The virulently anti-gay propaganda behind the Prop 8 campaign - and the measure's subsequent passage -served to compound the sense of vulnerability among the gay community, which faces discrimination in housing, healthcare, public accommodations, and earnings, and is disproportionately targeted by hate crimes. Given the vitriol that motivated the Prop 8 fight, many supporters of LGBT equality objected to Eich's appointment to Mozilla CEO.
In the right-wing universe, however, it's conservative Christians whose rights are under assault. While Eich's decision to resign was an example of the free market at work - precisely the solution many libertarians and conservatives have long prescribed for anti-gay bigotry - conservative media figures greeted his departure with cries of totalitarianism and bigotry, condemning the "intolerant" LGBT movement for its role in the controversy.

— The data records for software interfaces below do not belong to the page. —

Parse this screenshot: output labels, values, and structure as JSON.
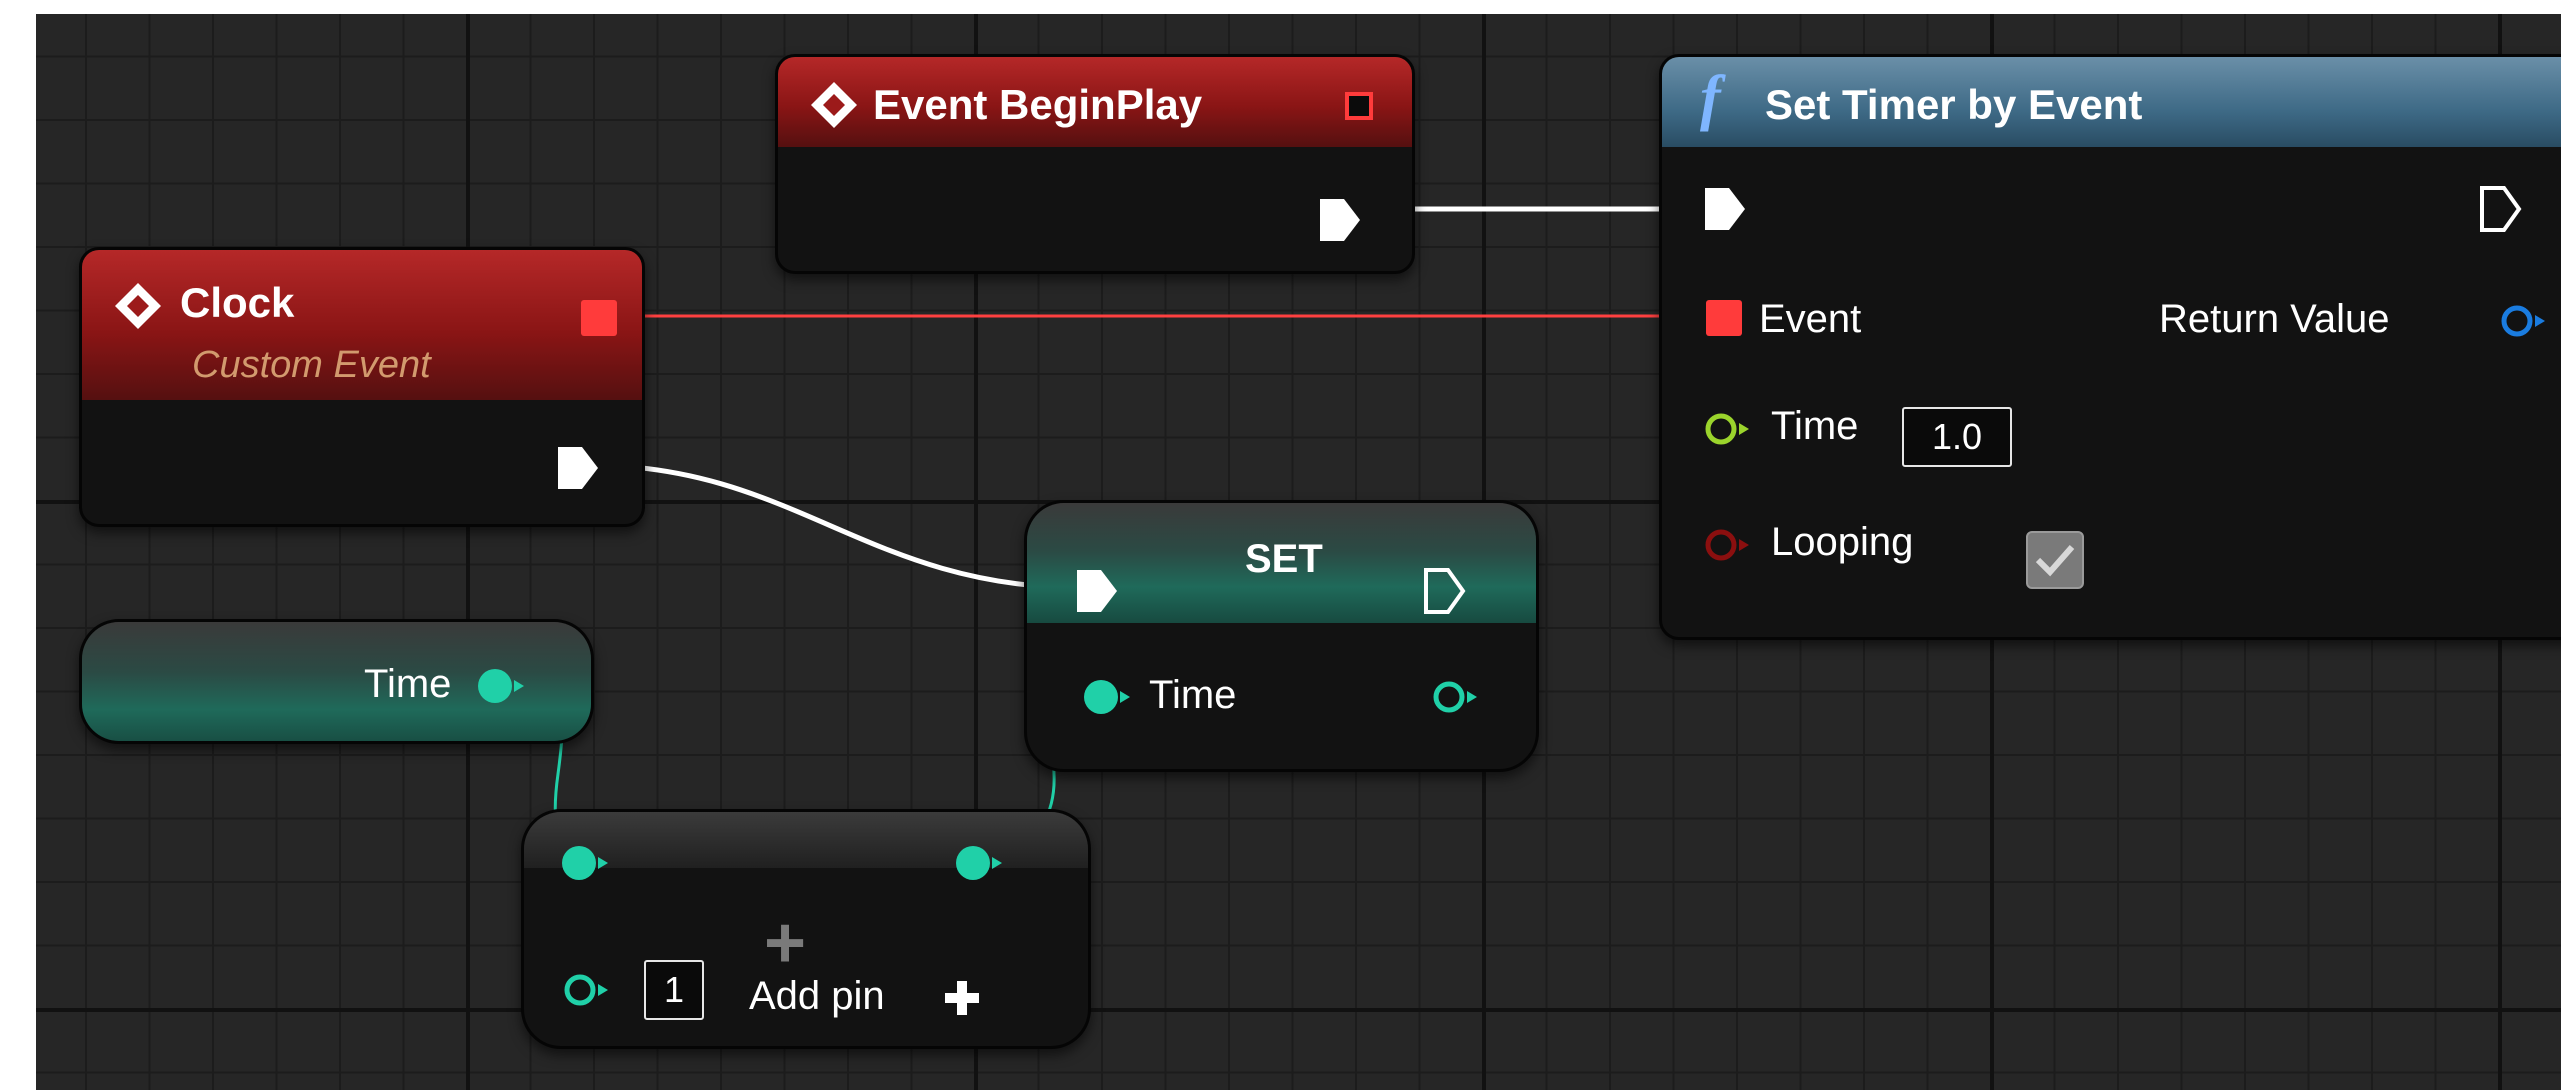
{
  "graph": {
    "nodes": {
      "event_beginplay": {
        "title": "Event BeginPlay"
      },
      "clock": {
        "title": "Clock",
        "subtitle": "Custom Event"
      },
      "set_timer": {
        "title": "Set Timer by Event",
        "pins": {
          "event": "Event",
          "return_value": "Return Value",
          "time": "Time",
          "time_value": "1.0",
          "looping": "Looping",
          "looping_checked": true
        }
      },
      "time_getter": {
        "label": "Time"
      },
      "set_node": {
        "title": "SET",
        "pin_label": "Time"
      },
      "add_node": {
        "input_value": "1",
        "add_pin_label": "Add pin"
      }
    }
  },
  "colors": {
    "exec": "#ffffff",
    "delegate": "#ff3b3b",
    "float": "#20d0a8",
    "time_float": "#9bd42c",
    "bool": "#8b0f0f",
    "object": "#1a7ce0"
  }
}
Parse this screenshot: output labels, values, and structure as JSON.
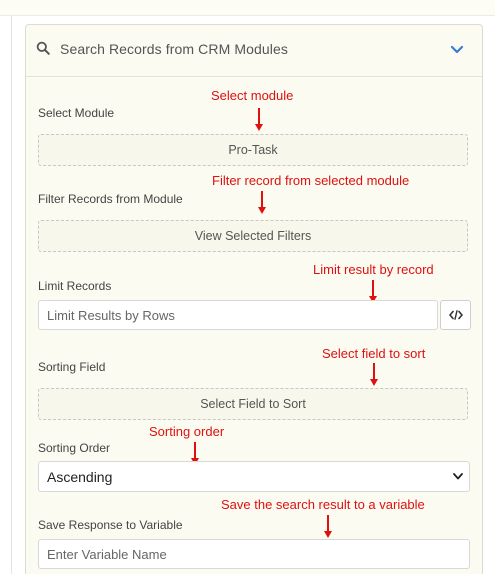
{
  "panel": {
    "title": "Search Records from CRM Modules"
  },
  "fields": {
    "module_label": "Select Module",
    "module_button": "Pro-Task",
    "filter_label": "Filter Records from Module",
    "filter_button": "View Selected Filters",
    "limit_label": "Limit Records",
    "limit_placeholder": "Limit Results by Rows",
    "sorting_field_label": "Sorting Field",
    "sorting_field_button": "Select Field to Sort",
    "sorting_order_label": "Sorting Order",
    "sorting_order_value": "Ascending",
    "save_label": "Save Response to Variable",
    "save_placeholder": "Enter Variable Name"
  },
  "annotations": {
    "module": "Select module",
    "filter": "Filter record from selected module",
    "limit": "Limit result by record",
    "sort_field": "Select field to sort",
    "sort_order": "Sorting order",
    "save": "Save the search result to a variable"
  },
  "colors": {
    "annotation": "#e01010",
    "accent": "#3a7bd5",
    "panel_bg": "#fbfbf1"
  },
  "icons": {
    "header_left": "search-icon",
    "header_right": "chevron-down-icon",
    "limit_button": "code-icon",
    "select": "chevron-down-icon"
  }
}
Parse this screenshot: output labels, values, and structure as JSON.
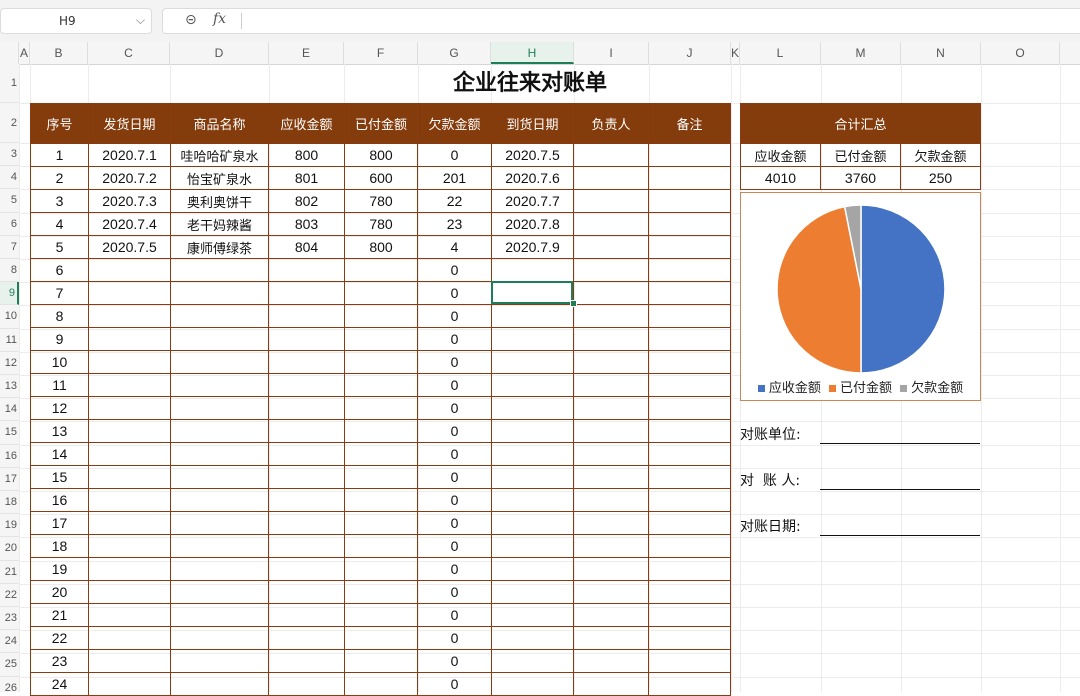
{
  "formula_bar": {
    "cell_ref": "H9",
    "formula": ""
  },
  "columns": [
    "A",
    "B",
    "C",
    "D",
    "E",
    "F",
    "G",
    "H",
    "I",
    "J",
    "K",
    "L",
    "M",
    "N",
    "O"
  ],
  "selected_column": "H",
  "rows": [
    "1",
    "2",
    "3",
    "4",
    "5",
    "6",
    "7",
    "8",
    "9",
    "10",
    "11",
    "12",
    "13",
    "14",
    "15",
    "16",
    "17",
    "18",
    "19",
    "20",
    "21",
    "22",
    "23",
    "24",
    "25",
    "26"
  ],
  "selected_row": "9",
  "sheet": {
    "title": "企业往来对账单",
    "headers": [
      "序号",
      "发货日期",
      "商品名称",
      "应收金额",
      "已付金额",
      "欠款金额",
      "到货日期",
      "负责人",
      "备注"
    ],
    "rows": [
      [
        "1",
        "2020.7.1",
        "哇哈哈矿泉水",
        "800",
        "800",
        "0",
        "2020.7.5",
        "",
        ""
      ],
      [
        "2",
        "2020.7.2",
        "怡宝矿泉水",
        "801",
        "600",
        "201",
        "2020.7.6",
        "",
        ""
      ],
      [
        "3",
        "2020.7.3",
        "奥利奥饼干",
        "802",
        "780",
        "22",
        "2020.7.7",
        "",
        ""
      ],
      [
        "4",
        "2020.7.4",
        "老干妈辣酱",
        "803",
        "780",
        "23",
        "2020.7.8",
        "",
        ""
      ],
      [
        "5",
        "2020.7.5",
        "康师傅绿茶",
        "804",
        "800",
        "4",
        "2020.7.9",
        "",
        ""
      ],
      [
        "6",
        "",
        "",
        "",
        "",
        "0",
        "",
        "",
        ""
      ],
      [
        "7",
        "",
        "",
        "",
        "",
        "0",
        "",
        "",
        ""
      ],
      [
        "8",
        "",
        "",
        "",
        "",
        "0",
        "",
        "",
        ""
      ],
      [
        "9",
        "",
        "",
        "",
        "",
        "0",
        "",
        "",
        ""
      ],
      [
        "10",
        "",
        "",
        "",
        "",
        "0",
        "",
        "",
        ""
      ],
      [
        "11",
        "",
        "",
        "",
        "",
        "0",
        "",
        "",
        ""
      ],
      [
        "12",
        "",
        "",
        "",
        "",
        "0",
        "",
        "",
        ""
      ],
      [
        "13",
        "",
        "",
        "",
        "",
        "0",
        "",
        "",
        ""
      ],
      [
        "14",
        "",
        "",
        "",
        "",
        "0",
        "",
        "",
        ""
      ],
      [
        "15",
        "",
        "",
        "",
        "",
        "0",
        "",
        "",
        ""
      ],
      [
        "16",
        "",
        "",
        "",
        "",
        "0",
        "",
        "",
        ""
      ],
      [
        "17",
        "",
        "",
        "",
        "",
        "0",
        "",
        "",
        ""
      ],
      [
        "18",
        "",
        "",
        "",
        "",
        "0",
        "",
        "",
        ""
      ],
      [
        "19",
        "",
        "",
        "",
        "",
        "0",
        "",
        "",
        ""
      ],
      [
        "20",
        "",
        "",
        "",
        "",
        "0",
        "",
        "",
        ""
      ],
      [
        "21",
        "",
        "",
        "",
        "",
        "0",
        "",
        "",
        ""
      ],
      [
        "22",
        "",
        "",
        "",
        "",
        "0",
        "",
        "",
        ""
      ],
      [
        "23",
        "",
        "",
        "",
        "",
        "0",
        "",
        "",
        ""
      ],
      [
        "24",
        "",
        "",
        "",
        "",
        "0",
        "",
        "",
        ""
      ]
    ]
  },
  "summary": {
    "title": "合计汇总",
    "headers": [
      "应收金额",
      "已付金额",
      "欠款金额"
    ],
    "values": [
      "4010",
      "3760",
      "250"
    ]
  },
  "chart_data": {
    "type": "pie",
    "categories": [
      "应收金额",
      "已付金额",
      "欠款金额"
    ],
    "values": [
      4010,
      3760,
      250
    ],
    "colors": [
      "#4472c4",
      "#ed7d31",
      "#a5a5a5"
    ],
    "legend": "bottom"
  },
  "signature": {
    "unit_label": "对账单位:",
    "person_label": "对  账 人:",
    "date_label": "对账日期:"
  },
  "colors": {
    "header_bg": "#843c0c",
    "selection": "#1e7e57"
  }
}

Rush Limbaugh wasted no time in comparing Eich's critics with Nazis, declaring on his April 4 program that "'[f]ascist' is probably the closest way" to describe them (emphasis added):
When it was discovered that Brendan Eich had donated a $100 [sic] to Proposition 8 four years ago, the literal... What is the proper name for people who engage in this kind of behavior? "Fascist" is probably the closest way. You can call 'em Nazis, but nevertheless they went into gear, and immediately Brendan Eich was described as "filled with hatred" and anti-gay bigotry all over the tech media.
Breitbart.com's Ben Shapiro sounded a similar note, launching an anti-Mozilla campaign on his website TruthRevolt.org to protest the company's "fascistic crackdown":
From the April 7 edition of Fox News' Fox & Friends:
Loading the player reg...
From the April 4 edition of Fox News' The Kelly File:
Loading the player reg...
From the April 4 edition of Fox News' The O'Reilly Factor:
Loading the player reg...
In his latest paean to Vladimir Putin, Pat Buchanan lauded the Russian president for "planting Russia's flag firmly on the side of traditional Christianity" with his policies against reproductive choice and LGBT rights - evidence, Buchanan suggested, that God is on Putin's side in his showdown with the West.
In his April 4 syndicated column, Buchanan heralded Putin as the global leader of a backlash against "a hedonistic secular and social revolution coming out of the West":
In the new war of beliefs, Putin is saying, it is Russia that is on God's side. The West is Gomorrah.
He is also tapping into the worldwide revulsion of and resistance to the sewage of a hedonistic secular and social revolution coming out of the West.
The West's capitulation to a sexual revolution of easy divorce, rampant promiscuity, pornography, homosexuality, feminism, abortion, same-sex marriage, euthanasia, assisted suicide -- the displacement of Christian values by Hollywood values.
But the war to be waged with the West is not with rockets. It is a cultural, social, moral war where Russia's role, in Putin's words, is to "prevent movement backward and downward, into chaotic darkness and a return to a primitive state."
In 2013, the Kremlin imposed a ban on homosexual propaganda, a ban on abortion advertising, a ban on abortions after 12 weeks and a ban on sacrilegious insults to religious believers.
In the new ideological Cold War, whose side is God on now?